BEGIN Records for this task
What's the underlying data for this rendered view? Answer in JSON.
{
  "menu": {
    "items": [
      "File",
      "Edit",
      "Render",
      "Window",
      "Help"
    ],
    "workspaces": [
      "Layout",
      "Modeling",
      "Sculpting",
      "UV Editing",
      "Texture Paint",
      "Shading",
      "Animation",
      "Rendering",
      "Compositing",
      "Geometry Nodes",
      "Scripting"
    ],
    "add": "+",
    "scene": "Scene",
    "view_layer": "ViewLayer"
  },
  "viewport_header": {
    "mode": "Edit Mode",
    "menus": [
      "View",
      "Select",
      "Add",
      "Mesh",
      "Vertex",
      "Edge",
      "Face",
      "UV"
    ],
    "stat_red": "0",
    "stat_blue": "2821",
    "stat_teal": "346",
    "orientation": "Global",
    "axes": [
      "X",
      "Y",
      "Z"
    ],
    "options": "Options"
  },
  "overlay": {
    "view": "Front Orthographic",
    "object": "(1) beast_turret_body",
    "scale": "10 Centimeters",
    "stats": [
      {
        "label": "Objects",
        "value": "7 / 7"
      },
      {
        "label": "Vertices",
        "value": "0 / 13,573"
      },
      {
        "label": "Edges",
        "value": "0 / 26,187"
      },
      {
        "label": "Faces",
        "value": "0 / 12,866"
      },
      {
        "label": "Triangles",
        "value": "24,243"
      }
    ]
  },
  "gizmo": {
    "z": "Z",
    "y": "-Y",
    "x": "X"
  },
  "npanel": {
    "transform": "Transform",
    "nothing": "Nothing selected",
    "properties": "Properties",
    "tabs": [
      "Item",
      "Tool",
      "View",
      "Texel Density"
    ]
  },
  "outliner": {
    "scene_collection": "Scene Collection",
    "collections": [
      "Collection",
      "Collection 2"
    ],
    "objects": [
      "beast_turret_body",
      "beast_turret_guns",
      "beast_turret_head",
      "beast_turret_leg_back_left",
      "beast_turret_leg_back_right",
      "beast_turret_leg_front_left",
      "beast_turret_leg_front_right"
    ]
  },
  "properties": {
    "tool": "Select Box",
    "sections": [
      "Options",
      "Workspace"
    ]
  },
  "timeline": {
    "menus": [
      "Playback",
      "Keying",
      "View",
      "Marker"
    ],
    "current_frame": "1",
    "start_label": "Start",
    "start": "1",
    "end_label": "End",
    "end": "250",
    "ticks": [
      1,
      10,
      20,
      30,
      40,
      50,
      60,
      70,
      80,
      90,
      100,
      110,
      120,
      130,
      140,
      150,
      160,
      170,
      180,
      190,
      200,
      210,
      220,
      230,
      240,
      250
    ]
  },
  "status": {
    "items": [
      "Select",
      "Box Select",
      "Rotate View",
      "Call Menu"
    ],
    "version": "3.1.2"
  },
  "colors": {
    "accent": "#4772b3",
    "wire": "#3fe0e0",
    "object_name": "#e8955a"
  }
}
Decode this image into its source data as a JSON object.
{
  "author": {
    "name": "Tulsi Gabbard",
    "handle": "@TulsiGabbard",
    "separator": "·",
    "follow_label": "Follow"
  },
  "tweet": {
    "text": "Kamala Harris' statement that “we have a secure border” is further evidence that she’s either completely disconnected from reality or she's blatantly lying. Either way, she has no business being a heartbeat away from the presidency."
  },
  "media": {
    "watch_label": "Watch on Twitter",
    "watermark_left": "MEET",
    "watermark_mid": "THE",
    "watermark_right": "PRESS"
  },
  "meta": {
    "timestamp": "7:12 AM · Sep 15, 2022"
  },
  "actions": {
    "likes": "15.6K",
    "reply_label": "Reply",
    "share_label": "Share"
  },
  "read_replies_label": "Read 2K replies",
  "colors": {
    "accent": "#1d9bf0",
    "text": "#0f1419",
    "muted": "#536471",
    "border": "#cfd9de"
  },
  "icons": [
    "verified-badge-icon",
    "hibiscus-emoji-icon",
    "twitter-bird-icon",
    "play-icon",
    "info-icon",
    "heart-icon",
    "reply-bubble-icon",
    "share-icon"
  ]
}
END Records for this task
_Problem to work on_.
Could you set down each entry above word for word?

_Completed exercise_.
What's the underlying data for this rendered view? Answer in JSON.
{
  "menu": {
    "items": [
      "File",
      "Edit",
      "Render",
      "Window",
      "Help"
    ],
    "workspaces": [
      "Layout",
      "Modeling",
      "Sculpting",
      "UV Editing",
      "Texture Paint",
      "Shading",
      "Animation",
      "Rendering",
      "Compositing",
      "Geometry Nodes",
      "Scripting"
    ],
    "add": "+",
    "scene": "Scene",
    "view_layer": "ViewLayer"
  },
  "viewport_header": {
    "mode": "Edit Mode",
    "menus": [
      "View",
      "Select",
      "Add",
      "Mesh",
      "Vertex",
      "Edge",
      "Face",
      "UV"
    ],
    "stat_red": "0",
    "stat_blue": "2821",
    "stat_teal": "346",
    "orientation": "Global",
    "axes": [
      "X",
      "Y",
      "Z"
    ],
    "options": "Options"
  },
  "overlay": {
    "view": "Front Orthographic",
    "object": "(1) beast_turret_body",
    "scale": "10 Centimeters",
    "stats": [
      {
        "label": "Objects",
        "value": "7 / 7"
      },
      {
        "label": "Vertices",
        "value": "0 / 13,573"
      },
      {
        "label": "Edges",
        "value": "0 / 26,187"
      },
      {
        "label": "Faces",
        "value": "0 / 12,866"
      },
      {
        "label": "Triangles",
        "value": "24,243"
      }
    ]
  },
  "gizmo": {
    "z": "Z",
    "y": "-Y",
    "x": "X"
  },
  "npanel": {
    "transform": "Transform",
    "nothing": "Nothing selected",
    "properties": "Properties",
    "tabs": [
      "Item",
      "Tool",
      "View",
      "Texel Density"
    ]
  },
  "outliner": {
    "scene_collection": "Scene Collection",
    "collections": [
      "Collection",
      "Collection 2"
    ],
    "objects": [
      "beast_turret_body",
      "beast_turret_guns",
      "beast_turret_head",
      "beast_turret_leg_back_left",
      "beast_turret_leg_back_right",
      "beast_turret_leg_front_left",
      "beast_turret_leg_front_right"
    ]
  },
  "properties": {
    "tool": "Select Box",
    "sections": [
      "Options",
      "Workspace"
    ]
  },
  "timeline": {
    "menus": [
      "Playback",
      "Keying",
      "View",
      "Marker"
    ],
    "current_frame": "1",
    "start_label": "Start",
    "start": "1",
    "end_label": "End",
    "end": "250",
    "ticks": [
      1,
      10,
      20,
      30,
      40,
      50,
      60,
      70,
      80,
      90,
      100,
      110,
      120,
      130,
      140,
      150,
      160,
      170,
      180,
      190,
      200,
      210,
      220,
      230,
      240,
      250
    ]
  },
  "status": {
    "items": [
      "Select",
      "Box Select",
      "Rotate View",
      "Call Menu"
    ],
    "version": "3.1.2"
  },
  "colors": {
    "accent": "#4772b3",
    "wire": "#3fe0e0",
    "object_name": "#e8955a"
  }
}
Decode this image into its source data as a JSON object.
{
  "author": {
    "name": "Tulsi Gabbard",
    "handle": "@TulsiGabbard",
    "separator": "·",
    "follow_label": "Follow"
  },
  "tweet": {
    "text": "Kamala Harris' statement that “we have a secure border” is further evidence that she’s either completely disconnected from reality or she's blatantly lying. Either way, she has no business being a heartbeat away from the presidency."
  },
  "media": {
    "watch_label": "Watch on Twitter",
    "watermark_left": "MEET",
    "watermark_mid": "THE",
    "watermark_right": "PRESS"
  },
  "meta": {
    "timestamp": "7:12 AM · Sep 15, 2022"
  },
  "actions": {
    "likes": "15.6K",
    "reply_label": "Reply",
    "share_label": "Share"
  },
  "read_replies_label": "Read 2K replies",
  "colors": {
    "accent": "#1d9bf0",
    "text": "#0f1419",
    "muted": "#536471",
    "border": "#cfd9de"
  },
  "icons": [
    "verified-badge-icon",
    "hibiscus-emoji-icon",
    "twitter-bird-icon",
    "play-icon",
    "info-icon",
    "heart-icon",
    "reply-bubble-icon",
    "share-icon"
  ]
}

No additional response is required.